■ **Required work**
Keep each entry exactly as written when you repeat it, and skip the images.

■ **Supplied information**
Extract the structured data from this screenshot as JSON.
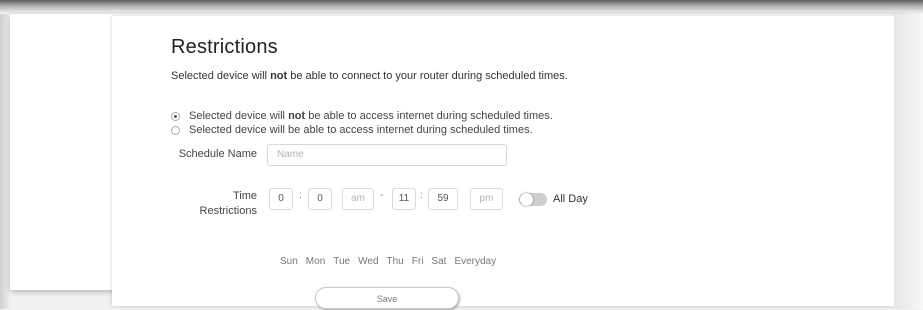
{
  "restrictions": {
    "title": "Restrictions",
    "subtitle_pre": "Selected device will ",
    "subtitle_bold": "not",
    "subtitle_post": " be able to connect to your router during scheduled times."
  },
  "options": [
    {
      "pre": "Selected device will ",
      "bold": "not",
      "post": " be able to access internet during scheduled times.",
      "checked": true
    },
    {
      "text": "Selected device will be able to access internet during scheduled times.",
      "checked": false
    }
  ],
  "schedule_name": {
    "label": "Schedule Name",
    "placeholder": "Name"
  },
  "time": {
    "label_line1": "Time",
    "label_line2": "Restrictions",
    "start_hour": "0",
    "start_minute": "0",
    "start_ampm": "am",
    "end_hour": "11",
    "end_minute": "59",
    "end_ampm": "pm",
    "range_separator": "-",
    "colon": ":"
  },
  "all_day": {
    "label": "All Day",
    "on": false
  },
  "days": [
    "Sun",
    "Mon",
    "Tue",
    "Wed",
    "Thu",
    "Fri",
    "Sat",
    "Everyday"
  ],
  "save_label": "Save"
}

■ **Response**
Extract the structured data from this screenshot as JSON.
{
  "restrictions": {
    "title": "Restrictions",
    "subtitle_pre": "Selected device will ",
    "subtitle_bold": "not",
    "subtitle_post": " be able to connect to your router during scheduled times."
  },
  "options": [
    {
      "pre": "Selected device will ",
      "bold": "not",
      "post": " be able to access internet during scheduled times.",
      "checked": true
    },
    {
      "text": "Selected device will be able to access internet during scheduled times.",
      "checked": false
    }
  ],
  "schedule_name": {
    "label": "Schedule Name",
    "placeholder": "Name"
  },
  "time": {
    "label_line1": "Time",
    "label_line2": "Restrictions",
    "start_hour": "0",
    "start_minute": "0",
    "start_ampm": "am",
    "end_hour": "11",
    "end_minute": "59",
    "end_ampm": "pm",
    "range_separator": "-",
    "colon": ":"
  },
  "all_day": {
    "label": "All Day",
    "on": false
  },
  "days": [
    "Sun",
    "Mon",
    "Tue",
    "Wed",
    "Thu",
    "Fri",
    "Sat",
    "Everyday"
  ],
  "save_label": "Save"
}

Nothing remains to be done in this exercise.